====== Input for this task ======

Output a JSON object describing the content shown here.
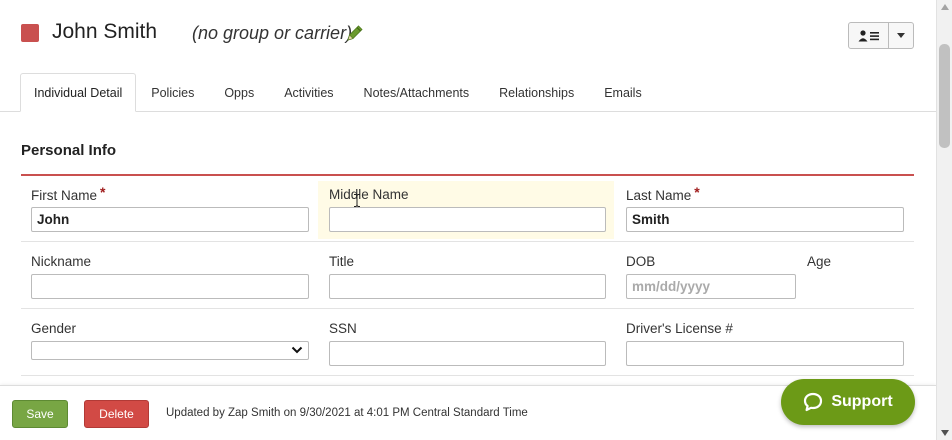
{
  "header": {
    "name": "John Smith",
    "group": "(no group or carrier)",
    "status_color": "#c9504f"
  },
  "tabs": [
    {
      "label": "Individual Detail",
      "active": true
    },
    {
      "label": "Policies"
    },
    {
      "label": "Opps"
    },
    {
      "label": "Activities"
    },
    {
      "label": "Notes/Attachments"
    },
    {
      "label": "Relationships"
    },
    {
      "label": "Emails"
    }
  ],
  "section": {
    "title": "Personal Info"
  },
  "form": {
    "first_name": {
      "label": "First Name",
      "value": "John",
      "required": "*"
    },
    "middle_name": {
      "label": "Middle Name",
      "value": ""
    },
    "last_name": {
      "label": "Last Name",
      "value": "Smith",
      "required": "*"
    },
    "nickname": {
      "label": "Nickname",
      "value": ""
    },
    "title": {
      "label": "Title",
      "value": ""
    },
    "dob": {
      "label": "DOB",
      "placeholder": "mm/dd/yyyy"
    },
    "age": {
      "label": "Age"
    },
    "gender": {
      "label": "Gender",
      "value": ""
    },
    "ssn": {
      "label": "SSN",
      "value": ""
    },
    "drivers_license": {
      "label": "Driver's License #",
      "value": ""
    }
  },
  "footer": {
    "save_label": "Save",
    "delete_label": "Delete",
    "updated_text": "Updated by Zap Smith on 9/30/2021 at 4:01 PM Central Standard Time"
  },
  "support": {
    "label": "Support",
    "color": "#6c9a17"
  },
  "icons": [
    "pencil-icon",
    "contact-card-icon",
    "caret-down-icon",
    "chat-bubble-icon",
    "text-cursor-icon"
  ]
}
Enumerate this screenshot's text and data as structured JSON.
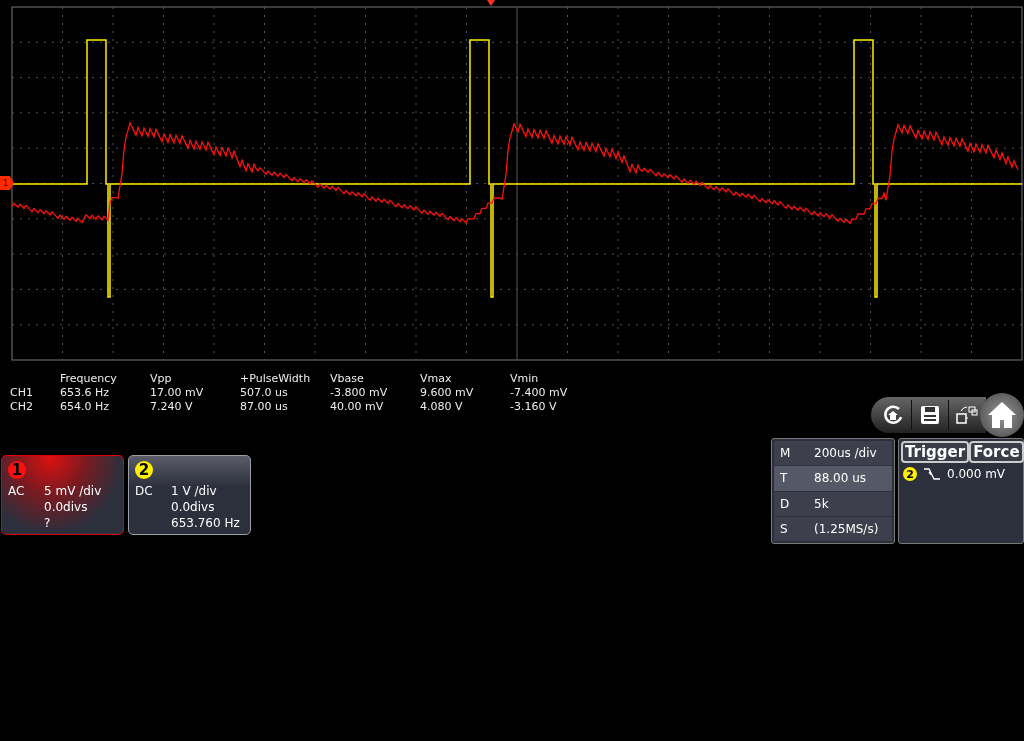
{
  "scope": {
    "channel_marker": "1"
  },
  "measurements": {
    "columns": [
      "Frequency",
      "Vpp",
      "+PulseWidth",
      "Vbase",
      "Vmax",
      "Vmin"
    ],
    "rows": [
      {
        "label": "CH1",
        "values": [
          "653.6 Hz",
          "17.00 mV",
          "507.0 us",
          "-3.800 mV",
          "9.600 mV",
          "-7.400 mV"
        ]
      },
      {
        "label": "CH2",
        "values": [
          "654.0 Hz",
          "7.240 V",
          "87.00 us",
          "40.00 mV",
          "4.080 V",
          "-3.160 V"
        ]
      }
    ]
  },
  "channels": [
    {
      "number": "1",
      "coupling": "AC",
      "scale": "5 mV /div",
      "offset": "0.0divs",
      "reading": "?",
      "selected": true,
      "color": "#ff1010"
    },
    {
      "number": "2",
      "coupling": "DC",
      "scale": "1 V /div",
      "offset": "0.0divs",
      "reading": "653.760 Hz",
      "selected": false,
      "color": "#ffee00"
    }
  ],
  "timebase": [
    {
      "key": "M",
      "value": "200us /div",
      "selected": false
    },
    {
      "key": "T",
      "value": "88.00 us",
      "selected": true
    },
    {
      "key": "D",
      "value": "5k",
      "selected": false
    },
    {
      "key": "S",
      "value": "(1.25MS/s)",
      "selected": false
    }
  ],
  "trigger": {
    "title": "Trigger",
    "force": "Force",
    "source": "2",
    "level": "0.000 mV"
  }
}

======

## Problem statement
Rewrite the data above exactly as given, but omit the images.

## Result of the exercise
Output a JSON object describing the content shown here.
{
  "header": {
    "name": "John Smith",
    "group": "(no group or carrier)",
    "status_color": "#c9504f"
  },
  "tabs": [
    {
      "label": "Individual Detail",
      "active": true
    },
    {
      "label": "Policies"
    },
    {
      "label": "Opps"
    },
    {
      "label": "Activities"
    },
    {
      "label": "Notes/Attachments"
    },
    {
      "label": "Relationships"
    },
    {
      "label": "Emails"
    }
  ],
  "section": {
    "title": "Personal Info"
  },
  "form": {
    "first_name": {
      "label": "First Name",
      "value": "John",
      "required": "*"
    },
    "middle_name": {
      "label": "Middle Name",
      "value": ""
    },
    "last_name": {
      "label": "Last Name",
      "value": "Smith",
      "required": "*"
    },
    "nickname": {
      "label": "Nickname",
      "value": ""
    },
    "title": {
      "label": "Title",
      "value": ""
    },
    "dob": {
      "label": "DOB",
      "placeholder": "mm/dd/yyyy"
    },
    "age": {
      "label": "Age"
    },
    "gender": {
      "label": "Gender",
      "value": ""
    },
    "ssn": {
      "label": "SSN",
      "value": ""
    },
    "drivers_license": {
      "label": "Driver's License #",
      "value": ""
    }
  },
  "footer": {
    "save_label": "Save",
    "delete_label": "Delete",
    "updated_text": "Updated by Zap Smith on 9/30/2021 at 4:01 PM Central Standard Time"
  },
  "support": {
    "label": "Support",
    "color": "#6c9a17"
  },
  "icons": [
    "pencil-icon",
    "contact-card-icon",
    "caret-down-icon",
    "chat-bubble-icon",
    "text-cursor-icon"
  ]
}
Enumerate this screenshot's text and data as structured JSON.
{
  "scope": {
    "channel_marker": "1"
  },
  "measurements": {
    "columns": [
      "Frequency",
      "Vpp",
      "+PulseWidth",
      "Vbase",
      "Vmax",
      "Vmin"
    ],
    "rows": [
      {
        "label": "CH1",
        "values": [
          "653.6 Hz",
          "17.00 mV",
          "507.0 us",
          "-3.800 mV",
          "9.600 mV",
          "-7.400 mV"
        ]
      },
      {
        "label": "CH2",
        "values": [
          "654.0 Hz",
          "7.240 V",
          "87.00 us",
          "40.00 mV",
          "4.080 V",
          "-3.160 V"
        ]
      }
    ]
  },
  "channels": [
    {
      "number": "1",
      "coupling": "AC",
      "scale": "5 mV /div",
      "offset": "0.0divs",
      "reading": "?",
      "selected": true,
      "color": "#ff1010"
    },
    {
      "number": "2",
      "coupling": "DC",
      "scale": "1 V /div",
      "offset": "0.0divs",
      "reading": "653.760 Hz",
      "selected": false,
      "color": "#ffee00"
    }
  ],
  "timebase": [
    {
      "key": "M",
      "value": "200us /div",
      "selected": false
    },
    {
      "key": "T",
      "value": "88.00 us",
      "selected": true
    },
    {
      "key": "D",
      "value": "5k",
      "selected": false
    },
    {
      "key": "S",
      "value": "(1.25MS/s)",
      "selected": false
    }
  ],
  "trigger": {
    "title": "Trigger",
    "force": "Force",
    "source": "2",
    "level": "0.000 mV"
  }
}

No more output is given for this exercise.